• What you need to do
Give the data below again exactly as it stands. Omit the pictures.

:: Data for this task

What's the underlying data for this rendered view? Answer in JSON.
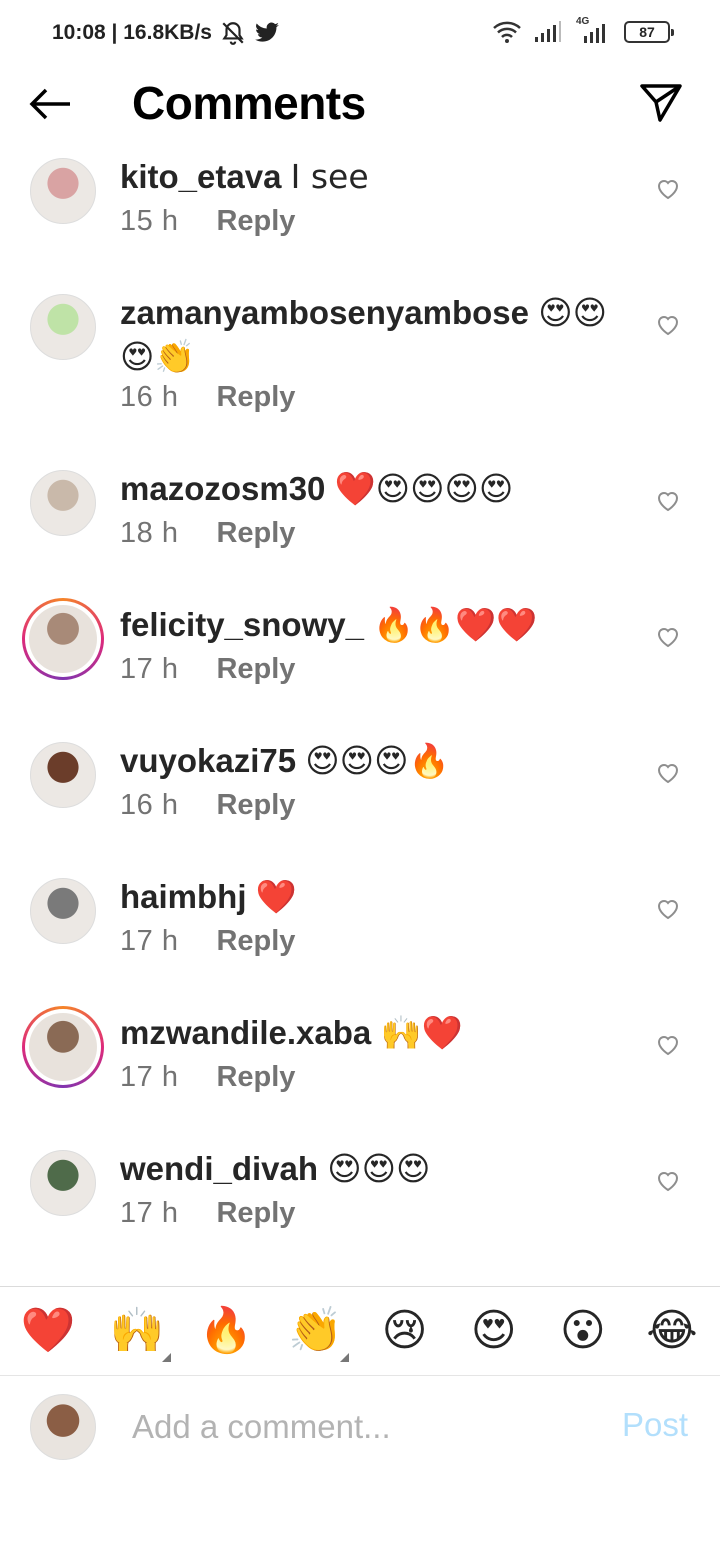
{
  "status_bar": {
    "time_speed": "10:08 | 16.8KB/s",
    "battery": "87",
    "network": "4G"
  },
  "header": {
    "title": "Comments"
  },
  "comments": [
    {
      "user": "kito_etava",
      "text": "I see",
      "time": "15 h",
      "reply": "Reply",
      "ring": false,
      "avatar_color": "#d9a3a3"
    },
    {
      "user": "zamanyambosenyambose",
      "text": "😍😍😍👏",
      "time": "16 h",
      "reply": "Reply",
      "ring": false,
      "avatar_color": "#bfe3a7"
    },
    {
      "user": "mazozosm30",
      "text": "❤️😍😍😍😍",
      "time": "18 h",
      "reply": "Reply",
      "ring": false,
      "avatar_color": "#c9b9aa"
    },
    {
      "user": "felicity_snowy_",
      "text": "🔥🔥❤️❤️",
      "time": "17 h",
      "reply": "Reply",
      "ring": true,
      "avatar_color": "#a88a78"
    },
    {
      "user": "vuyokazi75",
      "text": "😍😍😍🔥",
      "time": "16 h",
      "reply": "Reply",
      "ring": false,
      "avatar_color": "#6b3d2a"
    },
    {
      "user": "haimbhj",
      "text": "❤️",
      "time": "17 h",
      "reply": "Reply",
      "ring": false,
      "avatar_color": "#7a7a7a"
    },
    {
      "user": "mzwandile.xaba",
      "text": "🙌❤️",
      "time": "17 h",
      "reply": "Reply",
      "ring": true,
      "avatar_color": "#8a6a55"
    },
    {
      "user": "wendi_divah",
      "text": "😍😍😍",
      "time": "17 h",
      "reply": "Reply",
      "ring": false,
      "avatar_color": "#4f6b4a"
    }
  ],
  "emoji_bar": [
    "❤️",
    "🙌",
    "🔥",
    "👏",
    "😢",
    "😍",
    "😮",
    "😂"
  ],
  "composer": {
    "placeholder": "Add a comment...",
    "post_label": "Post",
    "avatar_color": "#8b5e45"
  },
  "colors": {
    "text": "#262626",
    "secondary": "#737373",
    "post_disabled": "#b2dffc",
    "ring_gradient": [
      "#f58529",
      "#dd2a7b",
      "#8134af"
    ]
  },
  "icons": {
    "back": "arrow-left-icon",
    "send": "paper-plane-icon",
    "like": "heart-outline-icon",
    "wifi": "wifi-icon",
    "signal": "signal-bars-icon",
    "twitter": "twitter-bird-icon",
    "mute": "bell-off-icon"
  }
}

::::

• Task output
What's the underlying data for this rendered view? Answer in JSON.
{
  "status_bar": {
    "time_speed": "10:08 | 16.8KB/s",
    "battery": "87",
    "network": "4G"
  },
  "header": {
    "title": "Comments"
  },
  "comments": [
    {
      "user": "kito_etava",
      "text": "I see",
      "time": "15 h",
      "reply": "Reply",
      "ring": false,
      "avatar_color": "#d9a3a3"
    },
    {
      "user": "zamanyambosenyambose",
      "text": "😍😍😍👏",
      "time": "16 h",
      "reply": "Reply",
      "ring": false,
      "avatar_color": "#bfe3a7"
    },
    {
      "user": "mazozosm30",
      "text": "❤️😍😍😍😍",
      "time": "18 h",
      "reply": "Reply",
      "ring": false,
      "avatar_color": "#c9b9aa"
    },
    {
      "user": "felicity_snowy_",
      "text": "🔥🔥❤️❤️",
      "time": "17 h",
      "reply": "Reply",
      "ring": true,
      "avatar_color": "#a88a78"
    },
    {
      "user": "vuyokazi75",
      "text": "😍😍😍🔥",
      "time": "16 h",
      "reply": "Reply",
      "ring": false,
      "avatar_color": "#6b3d2a"
    },
    {
      "user": "haimbhj",
      "text": "❤️",
      "time": "17 h",
      "reply": "Reply",
      "ring": false,
      "avatar_color": "#7a7a7a"
    },
    {
      "user": "mzwandile.xaba",
      "text": "🙌❤️",
      "time": "17 h",
      "reply": "Reply",
      "ring": true,
      "avatar_color": "#8a6a55"
    },
    {
      "user": "wendi_divah",
      "text": "😍😍😍",
      "time": "17 h",
      "reply": "Reply",
      "ring": false,
      "avatar_color": "#4f6b4a"
    }
  ],
  "emoji_bar": [
    "❤️",
    "🙌",
    "🔥",
    "👏",
    "😢",
    "😍",
    "😮",
    "😂"
  ],
  "composer": {
    "placeholder": "Add a comment...",
    "post_label": "Post",
    "avatar_color": "#8b5e45"
  },
  "colors": {
    "text": "#262626",
    "secondary": "#737373",
    "post_disabled": "#b2dffc",
    "ring_gradient": [
      "#f58529",
      "#dd2a7b",
      "#8134af"
    ]
  },
  "icons": {
    "back": "arrow-left-icon",
    "send": "paper-plane-icon",
    "like": "heart-outline-icon",
    "wifi": "wifi-icon",
    "signal": "signal-bars-icon",
    "twitter": "twitter-bird-icon",
    "mute": "bell-off-icon"
  }
}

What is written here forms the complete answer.